-Richard Dawkins

“Mathematics expresses values that reflect the cosmos, including orderliness, balance, harmony, logic, and abstract beauty.”

-Deepak Chopra

"Mathematics expresses values that reflect the cosmos, including orderliness, balance, harmony, logic, and abstract beauty"

-Deepak Chopra

"Mathematics is not about numbers, equations, computations, or algorithms: it is about understanding."

–William Paul Thurston"

"As far as the laws of mathematics refer to reality, they are not certain, and as far as they are certain, they do not refer to reality."

—Albert Einstein

"There is geometry in the humming of the strings, there is music in the spacing of the spheres."

-Pythagoras

"Pure Mathematicians just love to try unsolved problems, they love a challenge."

-Andrew Wiles

"Mathematics has beauty and romance. It's not a boring place to be, the mathematical world. It's an extraordinary place; it's worth spending time there".

-Marcus du Sautoy

"Math is like ice cream, with more flavors than you can imagine — and if all your children ever do is textbook math, that’s like feeding them broccoli-flavored ice cream."

—Denise Gaskins

"Math is the only place where truth and beauty mean the same thing."

-Danica McKeller

"The beauty of mathematics only shows itself to more patient followers."

-Maryam Mirzakhani

"Mathematics is the abstract key which turns the lock of the physical universe."

-John Polkinghorne

"For me, math class is like watching a foreign movie without subtitles."

-Author unkown

We will always have STEM with us. Some things will drop out of the public eye and go away, but there will always be science, engineering, and technology. And there will always, always be mathematics.

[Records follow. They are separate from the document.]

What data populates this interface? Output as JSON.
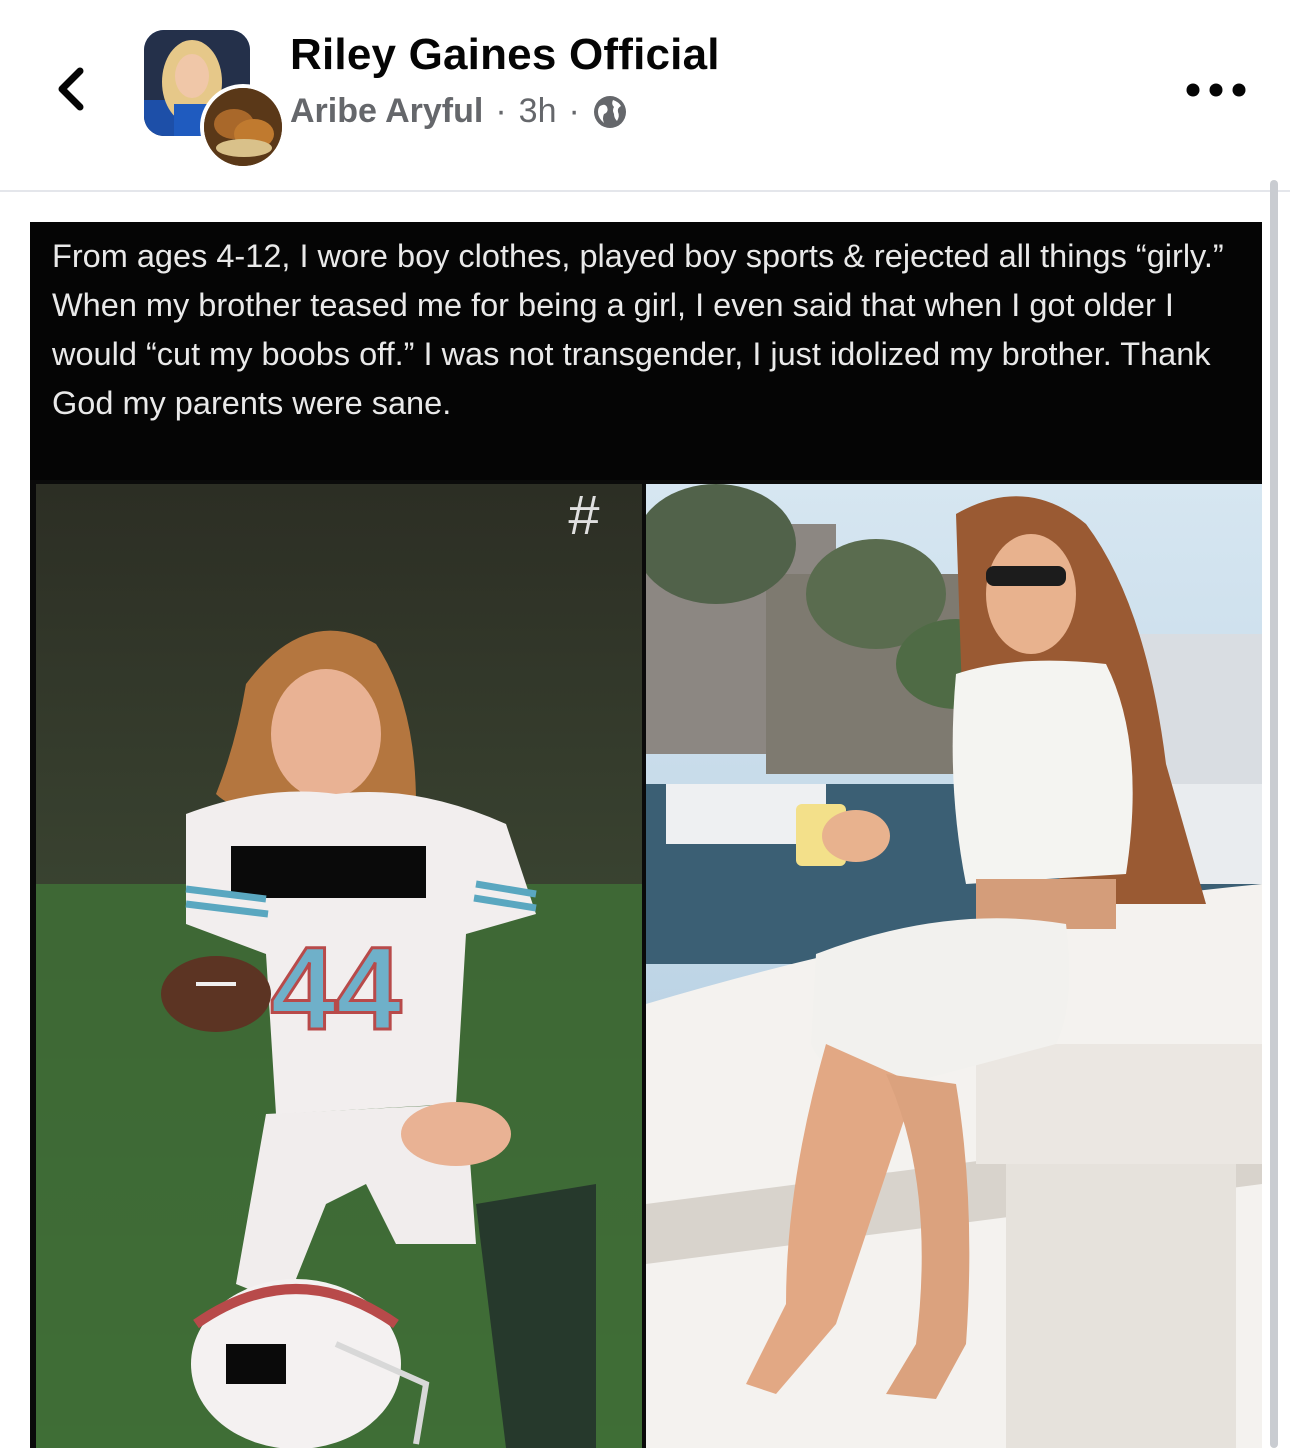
{
  "header": {
    "page_name": "Riley Gaines Official",
    "author": "Aribe Aryful",
    "separator": "·",
    "time": "3h",
    "back_icon": "chevron-left-icon",
    "privacy_icon": "globe-icon",
    "more_icon": "more-horizontal-icon"
  },
  "post": {
    "caption": "From ages 4-12, I wore boy clothes, played boy sports & rejected all things “girly.” When my brother teased me for being a girl, I even said that when I got older I would “cut my boobs off.” I was not transgender, I just idolized my brother. Thank God my parents were sane.",
    "left_photo": {
      "hash_mark": "#",
      "jersey_number": "44"
    }
  },
  "colors": {
    "title": "#050505",
    "meta": "#65676b",
    "divider": "#e4e6eb",
    "caption_bg": "#050505",
    "caption_text": "#e9e9e9"
  }
}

—Katherine Johnson

"Mathematics is the art of giving the same name to different things."

-Henri Poincare

I AM about to appear very inconsistent. In previous sections I have said that all figures in Flatland present the appearance of a straight line; and it was added or implied, that it is consequently impossible to distinguish by the visual organ between individuals of different classes: yet now I am about to explain to my Spaceland critics how we are able to recognize one another by the sense of sight.

If however the Reader will take the trouble to refer to the passage in which Recognition by Feeling is stated to be universal, he will find this qualification - "among the lower classes." It is only among the higher classes and in our temperate climates that Sight Recognition is practised.

That this power exists in any regions and for any classes is the result of Fog; which prevails during the greater part of the year in all parts save the torrid zones. That which is with you in Spaceland an unmixed evil, blotting out the landscape, depressing the spirits, and enfeebling the health, is by us recognized as a blessing scarcely inferior to air itself, and as the Nurse of arts and Parent of sciences. But let me explain my meaning, without further eulogies on this beneficent Element.

If Fog were non-existent, all lines would appear equally and indistinguishably clear; and this is actually the case in those unhappy countries in which the atmosphere is perfectly dry and. transparent. But wherever there is a rich supply of Fog objects that are at a distance, say of three feet, are appreciably dimmer than those at a distance of two feet eleven inches; and the result is that by careful and constant experimental observation of comparative dimness and clearness, we are enabled to infer with great exactness the configuration of the object observed.

An instance will do more than a volume of generalities to make my meaning clear.

Suppose I see two individuals approaching whose rank I wish to ascertain. They are, we will suppose, a Merchant and a Physician, or in other words, an Equilateral Triangle and a Pentagon: how am I to distinguish them?

By: Edwin A. Abbott - Exercept from, "Flatland - A Romance of Many Dimensions"